State lawmakers eyeing an exit see mixed results on Primary Day

Legislative Gazette file photo
Democratic Senator Ruben Diaz Sr. seems poised to take a City Council seat after staving off a field of four challengers, besting his nearest competitor, Amanda Farias, by a two-to-one margin.

As the dust settles on primary day 2017, some of the state legislators with an eye on a job outside the state Capitol are a step closer to knowing their political futures.

Eight state lawmakers were involved in primary races on Tuesday that, should they win in November, will likely see them vacate their seats as state legislators.

Six Democrats — two from the Senate and four from the Assembly — and a Republican from each chamber were involved in primaries Tuesday. Based on initial reports, here is how they fared.

Assemblyman Robert Rodriguez, D-East Harlem

Rodriguez fell short in his bid to replace the term-limited City Council Speaker Melissa Mark-Viverito. The race served as a sort of proxy war between Gov. Andrew Cuomo who endorsed Assemblyman Rodriguez’ bid and New York City Mayor Bill de Blasio, who endorsed Diana Ayala. Tensions have been on the rise between the two recently as Gov. Cuomo has refused, as of yet, to endorse de Blasio for this November’s city mayoral race. Ayala’s win was a narrow one, taking 43.7 percent of the vote to Rodriguez’s 42.3 percent.

Senator Ruben Diaz Sr. D-Bronx

Democratic Senator Ruben Diaz Sr. staved off a field of four challengers, besting his nearest competitor, Amanda Farias, by a two-to-one margin. Originally elected in 2002, Diaz is a moderate Democrat who stood alone as the only Democrat in opposition to the 2011 Marriage Equality Act in the state Senate.

Assemblyman Francisco Moya, D-Queens

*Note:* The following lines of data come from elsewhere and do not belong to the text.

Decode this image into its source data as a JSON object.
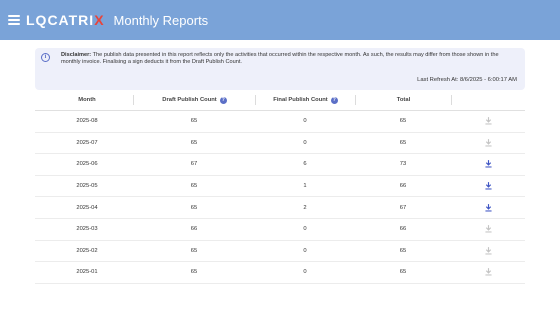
{
  "header": {
    "logo_main": "LQCATRI",
    "logo_x": "X",
    "title": "Monthly Reports"
  },
  "disclaimer": {
    "label": "Disclaimer:",
    "text": " The publish data presented in this report reflects only the activities that occurred within the respective month. As such, the results may differ from those shown in the monthly invoice. Finalising a sign deducts it from the Draft Publish Count.",
    "last_refresh": "Last Refresh At: 8/6/2025 - 6:00:17 AM"
  },
  "table": {
    "headers": [
      "Month",
      "Draft Publish Count",
      "Final Publish Count",
      "Total"
    ],
    "rows": [
      {
        "month": "2025-08",
        "draft": "65",
        "final": "0",
        "total": "65",
        "download_enabled": false
      },
      {
        "month": "2025-07",
        "draft": "65",
        "final": "0",
        "total": "65",
        "download_enabled": false
      },
      {
        "month": "2025-06",
        "draft": "67",
        "final": "6",
        "total": "73",
        "download_enabled": true
      },
      {
        "month": "2025-05",
        "draft": "65",
        "final": "1",
        "total": "66",
        "download_enabled": true
      },
      {
        "month": "2025-04",
        "draft": "65",
        "final": "2",
        "total": "67",
        "download_enabled": true
      },
      {
        "month": "2025-03",
        "draft": "66",
        "final": "0",
        "total": "66",
        "download_enabled": false
      },
      {
        "month": "2025-02",
        "draft": "65",
        "final": "0",
        "total": "65",
        "download_enabled": false
      },
      {
        "month": "2025-01",
        "draft": "65",
        "final": "0",
        "total": "65",
        "download_enabled": false
      }
    ]
  },
  "colors": {
    "header_bg": "#7aa3d8",
    "accent": "#5b6fc7",
    "download_enabled": "#3f55c4",
    "download_disabled": "#c4c4c4"
  }
}
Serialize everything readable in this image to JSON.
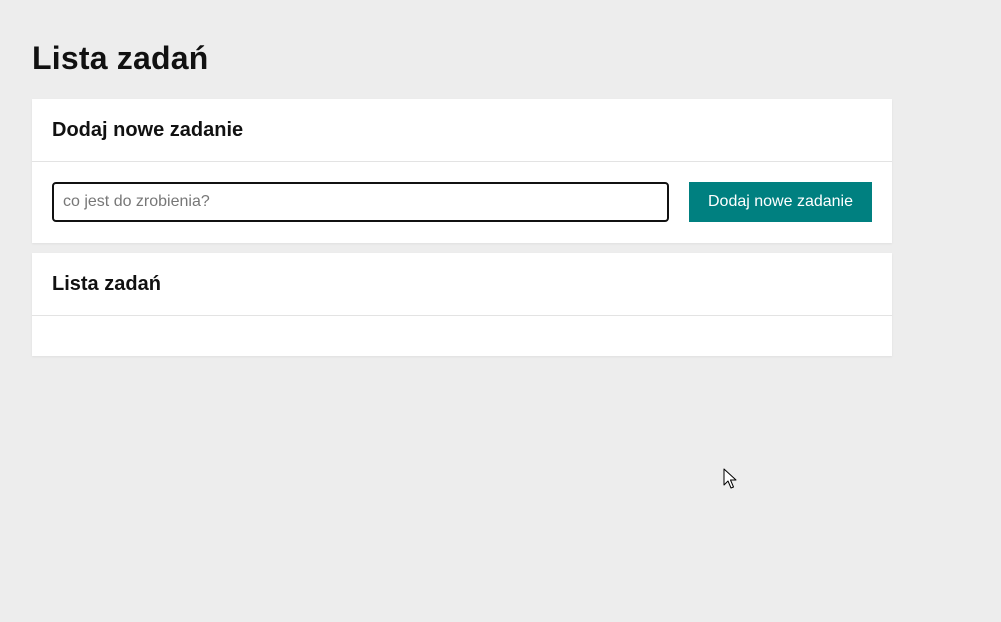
{
  "page": {
    "title": "Lista zadań"
  },
  "add_card": {
    "heading": "Dodaj nowe zadanie",
    "input_value": "",
    "input_placeholder": "co jest do zrobienia?",
    "button_label": "Dodaj nowe zadanie"
  },
  "list_card": {
    "heading": "Lista zadań",
    "tasks": []
  },
  "colors": {
    "background": "#ededed",
    "accent": "#008080",
    "card": "#ffffff"
  },
  "icons": {
    "cursor": "mouse-pointer-icon"
  }
}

Moya was victorious in one of the more interesting races on Primary Day. Moya found himself toe to toe with former Senator Hiram Monserrate who was convicted of assaulting his girlfriend in 2009 before being found guilty of felony fraud in 2012 during a previous stint as a city councilman. Moya come out the winner by a margin of 55.6 percent to 44.4 percent for Monserrate, derailing the latter’s hopes of a political comeback.

Assemblyman Mark Gjonaj, D-Bronx

Assemblyman Gjonaj overcame a wave of bad press earlier this week to fend off his challenger Marjorie Velazquez with 38.7 percent of the vote to her 34.4 percent. Gjonaj made headlines when it was revealed that he received contributions from two men indicted in Brooklyn federal court for money laundering in relation to drug and weapons smuggling.

Assemblyman Felix Ortiz, D-Brooklyn

Assistant Speaker of the New York State Assembly Felix Ortiz failed in his bid for a city council seat in Brooklyn, losing to Carlos Menchaca 48.6 percent to Ortiz’ 32.9 percent.

Senator Phil Boyle, R-Suffolk

Sen. Phil Boyle

In an upset, Sen. Phil Boyle lost his race for the Suffolk County Sheriff GOP nomination. Originally elected to the Assembly in 1994 before becoming a senator in 2012, Boyle’s name recognition was not enough to hold off underdog candidate Larry Zacarese, assistant chief of Stony Brook University Police. Zacarese walked off with 55.9 percent of the vote to Boyle’s 43.5 percent.

Senator George Latimer, D-Westchester

Sen. Latimer emerged from Tuesday’s primary with the Democratic nomination for Westchester County executive. Latimer took 63.2 percent of the vote while his challenger Ken Jenkins picked up 36.8 percent. Latimer also carried the Reform Party line. Sen. Latimer now goes on to face incumbent County Executive Rob Astorino, who has roughly ten times the campaign cash on-hand as Latimer.

Assemblyman Steve McLaughlin, R-Rensselaer

Steve McLaughlin won the Republican nomination for Rensselaer County executive after a messy campaign during which a recording of a hostile and vulgar telephone conversation with one of his aides surfaced in the news media. While McLaughlin has declared victory, his opponent in the primary Chris Meyer is, for the moment, holding off on conceding, hoping that absentee and affidavit ballots may win him the nomination.